**Aim of the exercise**
What the task needs is every record repeated exactly, nothing more.
*** Supplied data ***
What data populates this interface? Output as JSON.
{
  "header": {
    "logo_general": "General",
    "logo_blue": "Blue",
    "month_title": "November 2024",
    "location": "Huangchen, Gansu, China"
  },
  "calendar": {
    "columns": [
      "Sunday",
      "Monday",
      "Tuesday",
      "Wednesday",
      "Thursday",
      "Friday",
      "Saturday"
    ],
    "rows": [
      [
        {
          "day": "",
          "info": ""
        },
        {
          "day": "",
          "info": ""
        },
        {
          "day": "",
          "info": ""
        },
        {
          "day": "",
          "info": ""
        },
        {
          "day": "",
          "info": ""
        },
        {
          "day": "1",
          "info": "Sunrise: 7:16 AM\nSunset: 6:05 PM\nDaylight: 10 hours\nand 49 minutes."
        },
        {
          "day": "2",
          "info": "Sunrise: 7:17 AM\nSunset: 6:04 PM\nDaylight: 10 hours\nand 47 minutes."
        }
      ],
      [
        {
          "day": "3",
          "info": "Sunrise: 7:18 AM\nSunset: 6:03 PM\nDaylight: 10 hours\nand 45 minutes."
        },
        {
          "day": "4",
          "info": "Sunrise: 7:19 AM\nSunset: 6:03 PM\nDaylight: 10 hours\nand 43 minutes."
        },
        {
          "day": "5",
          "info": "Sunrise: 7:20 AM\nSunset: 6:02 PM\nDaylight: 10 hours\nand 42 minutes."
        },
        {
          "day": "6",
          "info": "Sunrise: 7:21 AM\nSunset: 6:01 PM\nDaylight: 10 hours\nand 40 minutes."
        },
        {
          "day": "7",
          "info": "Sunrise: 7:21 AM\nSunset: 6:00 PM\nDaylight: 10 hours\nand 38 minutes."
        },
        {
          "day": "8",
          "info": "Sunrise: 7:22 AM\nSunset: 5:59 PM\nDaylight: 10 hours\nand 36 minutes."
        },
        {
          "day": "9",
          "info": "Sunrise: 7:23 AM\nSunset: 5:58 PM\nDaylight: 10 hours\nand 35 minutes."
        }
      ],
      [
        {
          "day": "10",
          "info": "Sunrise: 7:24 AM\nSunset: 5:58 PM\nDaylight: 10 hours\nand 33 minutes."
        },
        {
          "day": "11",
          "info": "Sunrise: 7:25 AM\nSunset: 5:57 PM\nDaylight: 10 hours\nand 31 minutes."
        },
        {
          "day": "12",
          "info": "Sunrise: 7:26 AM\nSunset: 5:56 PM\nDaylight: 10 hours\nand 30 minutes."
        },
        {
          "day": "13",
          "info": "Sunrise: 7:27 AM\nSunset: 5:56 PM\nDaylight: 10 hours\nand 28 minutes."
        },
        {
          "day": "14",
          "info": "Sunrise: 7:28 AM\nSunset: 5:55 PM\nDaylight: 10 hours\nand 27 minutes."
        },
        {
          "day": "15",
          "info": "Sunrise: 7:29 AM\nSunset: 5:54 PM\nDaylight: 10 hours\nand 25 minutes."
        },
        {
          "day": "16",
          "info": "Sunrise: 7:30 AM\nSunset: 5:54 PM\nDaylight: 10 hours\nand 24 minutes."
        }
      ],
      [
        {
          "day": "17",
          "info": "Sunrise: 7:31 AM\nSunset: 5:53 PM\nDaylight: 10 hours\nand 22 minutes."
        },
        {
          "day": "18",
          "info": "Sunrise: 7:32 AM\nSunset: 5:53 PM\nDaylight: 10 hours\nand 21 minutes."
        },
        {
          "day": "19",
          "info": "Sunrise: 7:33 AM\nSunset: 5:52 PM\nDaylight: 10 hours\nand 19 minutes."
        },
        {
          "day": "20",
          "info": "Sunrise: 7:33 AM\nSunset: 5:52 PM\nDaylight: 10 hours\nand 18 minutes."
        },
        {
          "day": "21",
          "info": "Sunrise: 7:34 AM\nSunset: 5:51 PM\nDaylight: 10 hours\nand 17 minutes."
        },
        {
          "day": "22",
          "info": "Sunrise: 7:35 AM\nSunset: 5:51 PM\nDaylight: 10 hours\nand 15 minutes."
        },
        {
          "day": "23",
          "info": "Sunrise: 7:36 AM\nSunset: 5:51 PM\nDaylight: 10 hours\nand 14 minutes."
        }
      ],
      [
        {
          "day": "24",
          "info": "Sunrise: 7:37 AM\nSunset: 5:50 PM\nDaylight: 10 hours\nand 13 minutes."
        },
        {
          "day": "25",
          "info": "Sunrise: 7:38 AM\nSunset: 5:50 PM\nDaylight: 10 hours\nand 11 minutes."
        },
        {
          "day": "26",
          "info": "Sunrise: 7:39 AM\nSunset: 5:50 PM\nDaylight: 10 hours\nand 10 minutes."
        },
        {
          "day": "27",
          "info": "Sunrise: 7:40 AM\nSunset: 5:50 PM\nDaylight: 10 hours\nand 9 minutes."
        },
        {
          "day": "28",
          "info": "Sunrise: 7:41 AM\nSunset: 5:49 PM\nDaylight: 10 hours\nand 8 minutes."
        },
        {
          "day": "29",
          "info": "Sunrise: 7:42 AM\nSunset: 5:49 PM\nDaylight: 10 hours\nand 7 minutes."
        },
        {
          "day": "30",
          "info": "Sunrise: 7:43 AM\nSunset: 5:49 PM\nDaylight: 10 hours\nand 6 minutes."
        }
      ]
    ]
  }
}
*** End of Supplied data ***
**Response**
What data populates this interface? Output as JSON.
{
  "header": {
    "logo_general": "General",
    "logo_blue": "Blue",
    "month_title": "November 2024",
    "location": "Huangchen, Gansu, China"
  },
  "calendar": {
    "columns": [
      "Sunday",
      "Monday",
      "Tuesday",
      "Wednesday",
      "Thursday",
      "Friday",
      "Saturday"
    ],
    "rows": [
      [
        {
          "day": "",
          "info": ""
        },
        {
          "day": "",
          "info": ""
        },
        {
          "day": "",
          "info": ""
        },
        {
          "day": "",
          "info": ""
        },
        {
          "day": "",
          "info": ""
        },
        {
          "day": "1",
          "info": "Sunrise: 7:16 AM\nSunset: 6:05 PM\nDaylight: 10 hours\nand 49 minutes."
        },
        {
          "day": "2",
          "info": "Sunrise: 7:17 AM\nSunset: 6:04 PM\nDaylight: 10 hours\nand 47 minutes."
        }
      ],
      [
        {
          "day": "3",
          "info": "Sunrise: 7:18 AM\nSunset: 6:03 PM\nDaylight: 10 hours\nand 45 minutes."
        },
        {
          "day": "4",
          "info": "Sunrise: 7:19 AM\nSunset: 6:03 PM\nDaylight: 10 hours\nand 43 minutes."
        },
        {
          "day": "5",
          "info": "Sunrise: 7:20 AM\nSunset: 6:02 PM\nDaylight: 10 hours\nand 42 minutes."
        },
        {
          "day": "6",
          "info": "Sunrise: 7:21 AM\nSunset: 6:01 PM\nDaylight: 10 hours\nand 40 minutes."
        },
        {
          "day": "7",
          "info": "Sunrise: 7:21 AM\nSunset: 6:00 PM\nDaylight: 10 hours\nand 38 minutes."
        },
        {
          "day": "8",
          "info": "Sunrise: 7:22 AM\nSunset: 5:59 PM\nDaylight: 10 hours\nand 36 minutes."
        },
        {
          "day": "9",
          "info": "Sunrise: 7:23 AM\nSunset: 5:58 PM\nDaylight: 10 hours\nand 35 minutes."
        }
      ],
      [
        {
          "day": "10",
          "info": "Sunrise: 7:24 AM\nSunset: 5:58 PM\nDaylight: 10 hours\nand 33 minutes."
        },
        {
          "day": "11",
          "info": "Sunrise: 7:25 AM\nSunset: 5:57 PM\nDaylight: 10 hours\nand 31 minutes."
        },
        {
          "day": "12",
          "info": "Sunrise: 7:26 AM\nSunset: 5:56 PM\nDaylight: 10 hours\nand 30 minutes."
        },
        {
          "day": "13",
          "info": "Sunrise: 7:27 AM\nSunset: 5:56 PM\nDaylight: 10 hours\nand 28 minutes."
        },
        {
          "day": "14",
          "info": "Sunrise: 7:28 AM\nSunset: 5:55 PM\nDaylight: 10 hours\nand 27 minutes."
        },
        {
          "day": "15",
          "info": "Sunrise: 7:29 AM\nSunset: 5:54 PM\nDaylight: 10 hours\nand 25 minutes."
        },
        {
          "day": "16",
          "info": "Sunrise: 7:30 AM\nSunset: 5:54 PM\nDaylight: 10 hours\nand 24 minutes."
        }
      ],
      [
        {
          "day": "17",
          "info": "Sunrise: 7:31 AM\nSunset: 5:53 PM\nDaylight: 10 hours\nand 22 minutes."
        },
        {
          "day": "18",
          "info": "Sunrise: 7:32 AM\nSunset: 5:53 PM\nDaylight: 10 hours\nand 21 minutes."
        },
        {
          "day": "19",
          "info": "Sunrise: 7:33 AM\nSunset: 5:52 PM\nDaylight: 10 hours\nand 19 minutes."
        },
        {
          "day": "20",
          "info": "Sunrise: 7:33 AM\nSunset: 5:52 PM\nDaylight: 10 hours\nand 18 minutes."
        },
        {
          "day": "21",
          "info": "Sunrise: 7:34 AM\nSunset: 5:51 PM\nDaylight: 10 hours\nand 17 minutes."
        },
        {
          "day": "22",
          "info": "Sunrise: 7:35 AM\nSunset: 5:51 PM\nDaylight: 10 hours\nand 15 minutes."
        },
        {
          "day": "23",
          "info": "Sunrise: 7:36 AM\nSunset: 5:51 PM\nDaylight: 10 hours\nand 14 minutes."
        }
      ],
      [
        {
          "day": "24",
          "info": "Sunrise: 7:37 AM\nSunset: 5:50 PM\nDaylight: 10 hours\nand 13 minutes."
        },
        {
          "day": "25",
          "info": "Sunrise: 7:38 AM\nSunset: 5:50 PM\nDaylight: 10 hours\nand 11 minutes."
        },
        {
          "day": "26",
          "info": "Sunrise: 7:39 AM\nSunset: 5:50 PM\nDaylight: 10 hours\nand 10 minutes."
        },
        {
          "day": "27",
          "info": "Sunrise: 7:40 AM\nSunset: 5:50 PM\nDaylight: 10 hours\nand 9 minutes."
        },
        {
          "day": "28",
          "info": "Sunrise: 7:41 AM\nSunset: 5:49 PM\nDaylight: 10 hours\nand 8 minutes."
        },
        {
          "day": "29",
          "info": "Sunrise: 7:42 AM\nSunset: 5:49 PM\nDaylight: 10 hours\nand 7 minutes."
        },
        {
          "day": "30",
          "info": "Sunrise: 7:43 AM\nSunset: 5:49 PM\nDaylight: 10 hours\nand 6 minutes."
        }
      ]
    ]
  }
}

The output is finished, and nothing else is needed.